From Vatican Media:
The Holy Press Office has published a statement from the Vatican Congregation for the Doctrine of the Faith, concerning the case of Theodore Edgar McCarrick.
The Congresso of the CDF, which investigated the accusations, has issued a decree finding McCarrick “guilty of the following delicts while a cleric: solicitation in the Sacrament of Confession, and sins against the Sixth Commandment with minors and with adults, with the aggravating factor of the abuse of power”.
The Congresso has imposed the penalty of “dismissal from the clerical state”.
The statement of the CDF notes that McCarrick’s appeal against this decision was considered on 13 February 2019 by the Ordinary Session of the Congregation for the Doctrine of the Faith. “Having examined the arguments in the recourse”, the statement says, “the Ordinary Session confirmed the decree of the Congresso”. McCarrick was notified of the decision on 15 February 2019.
This decision, following the recognition by the Holy Father, is definitive and admits of no further recourse or appeal.
From The New York Times:
It appears to be the first time that a cardinal or bishop in the United States has been defrocked, or laicized, from the Roman Catholic Church, and the first time any cardinal has been laicized for sexual abuse. Laicization, which strips a person of all priestly identity, also revokes church-sponsored resources like housing and financial benefits.
While the Vatican has laicized hundreds of priests for sexual abuse of minors, few of the church’s leaders have faced severe discipline. The move to defrock Mr. McCarrick is “almost revolutionary,” said Kurt Martens, a professor of canon law at the Catholic University of America.
“Now you will see that bishops are also treated like their priests,” Mr. Martens said in a phone interview. “Bishops and former cardinals are no longer immune to punishment. The reverence that was shown in the past to bishops no longer applies.”
Mr. McCarrick, now 88, was accused of sexually abusing three minors and harassing adult seminarians and priests. A New York Times investigation last summer detailed settlements paid to men who had complained of abuse when Mr. McCarrick was a bishop in New Jersey in the 1980s, and revealed that some church leaders had long known of the accusations.
Francis accepted Mr. McCarrick’s resignation from the College of Cardinals in July and suspended him from all priestly duties. He was first removed from ministry in June, after a church panel substantiated a claim that he had abused an altar boy almost 50 years ago.
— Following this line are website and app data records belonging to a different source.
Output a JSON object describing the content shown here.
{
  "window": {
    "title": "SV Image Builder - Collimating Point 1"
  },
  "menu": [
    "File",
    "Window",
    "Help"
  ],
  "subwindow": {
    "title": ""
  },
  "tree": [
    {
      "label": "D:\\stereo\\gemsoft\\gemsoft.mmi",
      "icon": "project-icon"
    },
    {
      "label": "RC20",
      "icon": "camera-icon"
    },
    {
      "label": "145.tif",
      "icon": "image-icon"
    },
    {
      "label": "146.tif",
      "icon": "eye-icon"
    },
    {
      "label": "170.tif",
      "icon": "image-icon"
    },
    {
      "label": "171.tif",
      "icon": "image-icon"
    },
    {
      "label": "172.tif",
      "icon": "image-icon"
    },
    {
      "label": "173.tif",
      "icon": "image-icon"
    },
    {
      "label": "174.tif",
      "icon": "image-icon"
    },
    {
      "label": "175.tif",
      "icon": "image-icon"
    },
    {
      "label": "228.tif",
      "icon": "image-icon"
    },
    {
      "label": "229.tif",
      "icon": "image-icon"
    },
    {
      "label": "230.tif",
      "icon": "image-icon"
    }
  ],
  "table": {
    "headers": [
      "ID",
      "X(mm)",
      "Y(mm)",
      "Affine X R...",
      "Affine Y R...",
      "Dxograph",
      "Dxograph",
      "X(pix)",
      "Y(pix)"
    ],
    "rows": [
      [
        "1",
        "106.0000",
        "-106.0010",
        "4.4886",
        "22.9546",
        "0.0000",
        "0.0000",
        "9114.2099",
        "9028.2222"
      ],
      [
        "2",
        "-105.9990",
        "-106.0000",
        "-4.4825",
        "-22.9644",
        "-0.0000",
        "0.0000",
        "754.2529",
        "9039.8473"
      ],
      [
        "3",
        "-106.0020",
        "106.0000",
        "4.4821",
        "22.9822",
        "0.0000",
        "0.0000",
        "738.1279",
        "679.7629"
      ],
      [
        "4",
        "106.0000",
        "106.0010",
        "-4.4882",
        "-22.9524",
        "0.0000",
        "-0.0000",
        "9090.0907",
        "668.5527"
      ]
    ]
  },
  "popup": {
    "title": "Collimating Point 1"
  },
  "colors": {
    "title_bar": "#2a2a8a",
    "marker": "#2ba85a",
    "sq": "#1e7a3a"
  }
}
Rocco adds this detail:
Today’s announcement brings one major innovation: until now, a cleric’s sexual misconduct with adults has not risen to the level of a CDF charge nor a tribunal process. Usually addressed as a discretionary matter, that acts with adults are listed among the graviora delicta (grave crimes) warranting McCarrick’s dismissal – specifically “with the aggravating factor of the abuse of power” – represents a massive sea-change in the church’s handling of allegations beyond those involving minors, one which could well have significant ramifications going forward, both in Rome and at the local level.
With his laicization now imposed, McCarrick – a particular favorite of Popes John Paul II and Francis alike – loses all the titles, responsibilities and privileges of a priest and hierarch, except for one emergency role: namely, the faculty to absolve a person in imminent danger of death. As for his descriptor going forward, he should be referred to as “the dismissed cleric Theodore McCarrick,” with the ranks or offices he once held only used after his name to reflect that they no longer apply.
America magazine’s Michael O’Loughlin has a very good explanation of what “laicization” means here.
It remains to be seen if McCarrick will remain at the Kansas friary where he has been for the last several months.
UPDATE: A statement from McCarrick’s most visible and outspoken victim, James Grein:
For years I have suffered, as many others have, at the hands of Theodore McCarrick. It is with profound sadness that I have had to participate in the canonical trial of my abuser. Nothing can give me back my childhood and I have not taken any pleasure in testifying or discussing what happened to me. There are no winners here. With that said, Today I am happy that the Pope believed me. I am hopeful now I can pass through my anger for the last time. I hope that Cardinal McCarrick will no longer be able to use the power of Jesus’ Church to manipulate families and sexually abuse children.
This great historical and holy situation is giving rise to all Catholics and victims of abuse across the world. It’s is time for us to cleanse the church. Our Lady’s work is in process.
McCarrick has haunted the church for the last 50 years. A church which has been cut off from Jesus. Run by men who have chosen to worship money, power, greed. The exact opposite of God’s Holy Teaching.
This has to change. It’s Jesus’ Church – I want to return.
I must thank my family for without their belief and guidance I would be somewhere else. I must thank my lawyer Patrick Noaker for helping me through the legal world. I must thank the important journalists who have listened to me and believed me.
We must continue to pressure state AG’s and senators to open the statutes of limitations. It’s these SOLs that has kept all of the abuse hidden from us. Hundreds of priests, bishops and cardinals are hiding behind man made law. It is Time that we opened the books and expose the pure evil of these men.
Again, it is Jesus’ Church – I want to return.
Stand Up For Jesus and walk with me
Jesus is my savior